BEGIN
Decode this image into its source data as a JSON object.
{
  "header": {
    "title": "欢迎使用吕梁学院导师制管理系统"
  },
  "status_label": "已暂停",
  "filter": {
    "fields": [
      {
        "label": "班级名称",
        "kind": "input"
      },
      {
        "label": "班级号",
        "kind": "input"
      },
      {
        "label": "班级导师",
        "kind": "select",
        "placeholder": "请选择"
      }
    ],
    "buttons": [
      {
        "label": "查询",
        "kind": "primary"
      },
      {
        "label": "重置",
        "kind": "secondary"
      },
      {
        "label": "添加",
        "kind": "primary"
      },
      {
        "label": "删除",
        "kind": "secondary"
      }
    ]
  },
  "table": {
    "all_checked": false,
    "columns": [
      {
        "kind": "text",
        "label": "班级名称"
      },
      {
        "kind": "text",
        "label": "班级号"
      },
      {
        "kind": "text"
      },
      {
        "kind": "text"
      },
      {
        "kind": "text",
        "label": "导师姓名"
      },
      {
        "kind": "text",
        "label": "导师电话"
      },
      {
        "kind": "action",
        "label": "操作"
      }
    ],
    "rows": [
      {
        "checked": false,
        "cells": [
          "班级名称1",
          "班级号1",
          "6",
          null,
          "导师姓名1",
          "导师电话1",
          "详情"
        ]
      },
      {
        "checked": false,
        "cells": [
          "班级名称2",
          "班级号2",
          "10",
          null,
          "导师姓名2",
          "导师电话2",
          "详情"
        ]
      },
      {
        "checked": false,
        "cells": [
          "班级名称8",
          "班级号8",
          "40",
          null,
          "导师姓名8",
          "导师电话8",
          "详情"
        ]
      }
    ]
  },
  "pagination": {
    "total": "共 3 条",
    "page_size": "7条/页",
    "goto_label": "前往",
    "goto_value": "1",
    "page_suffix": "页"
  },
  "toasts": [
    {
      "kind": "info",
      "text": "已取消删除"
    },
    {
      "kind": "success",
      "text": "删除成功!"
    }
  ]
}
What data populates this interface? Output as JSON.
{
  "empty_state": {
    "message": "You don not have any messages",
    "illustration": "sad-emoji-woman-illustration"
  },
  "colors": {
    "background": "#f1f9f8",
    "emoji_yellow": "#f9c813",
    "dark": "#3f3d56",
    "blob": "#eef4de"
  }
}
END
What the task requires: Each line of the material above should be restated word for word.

Solution to this problem:
Decode this image into its source data as a JSON object.
{
  "header": {
    "title": "欢迎使用吕梁学院导师制管理系统"
  },
  "status_label": "已暂停",
  "filter": {
    "fields": [
      {
        "label": "班级名称",
        "kind": "input"
      },
      {
        "label": "班级号",
        "kind": "input"
      },
      {
        "label": "班级导师",
        "kind": "select",
        "placeholder": "请选择"
      }
    ],
    "buttons": [
      {
        "label": "查询",
        "kind": "primary"
      },
      {
        "label": "重置",
        "kind": "secondary"
      },
      {
        "label": "添加",
        "kind": "primary"
      },
      {
        "label": "删除",
        "kind": "secondary"
      }
    ]
  },
  "table": {
    "all_checked": false,
    "columns": [
      {
        "kind": "text",
        "label": "班级名称"
      },
      {
        "kind": "text",
        "label": "班级号"
      },
      {
        "kind": "text"
      },
      {
        "kind": "text"
      },
      {
        "kind": "text",
        "label": "导师姓名"
      },
      {
        "kind": "text",
        "label": "导师电话"
      },
      {
        "kind": "action",
        "label": "操作"
      }
    ],
    "rows": [
      {
        "checked": false,
        "cells": [
          "班级名称1",
          "班级号1",
          "6",
          null,
          "导师姓名1",
          "导师电话1",
          "详情"
        ]
      },
      {
        "checked": false,
        "cells": [
          "班级名称2",
          "班级号2",
          "10",
          null,
          "导师姓名2",
          "导师电话2",
          "详情"
        ]
      },
      {
        "checked": false,
        "cells": [
          "班级名称8",
          "班级号8",
          "40",
          null,
          "导师姓名8",
          "导师电话8",
          "详情"
        ]
      }
    ]
  },
  "pagination": {
    "total": "共 3 条",
    "page_size": "7条/页",
    "goto_label": "前往",
    "goto_value": "1",
    "page_suffix": "页"
  },
  "toasts": [
    {
      "kind": "info",
      "text": "已取消删除"
    },
    {
      "kind": "success",
      "text": "删除成功!"
    }
  ]
}
What data populates this interface? Output as JSON.
{
  "empty_state": {
    "message": "You don not have any messages",
    "illustration": "sad-emoji-woman-illustration"
  },
  "colors": {
    "background": "#f1f9f8",
    "emoji_yellow": "#f9c813",
    "dark": "#3f3d56",
    "blob": "#eef4de"
  }
}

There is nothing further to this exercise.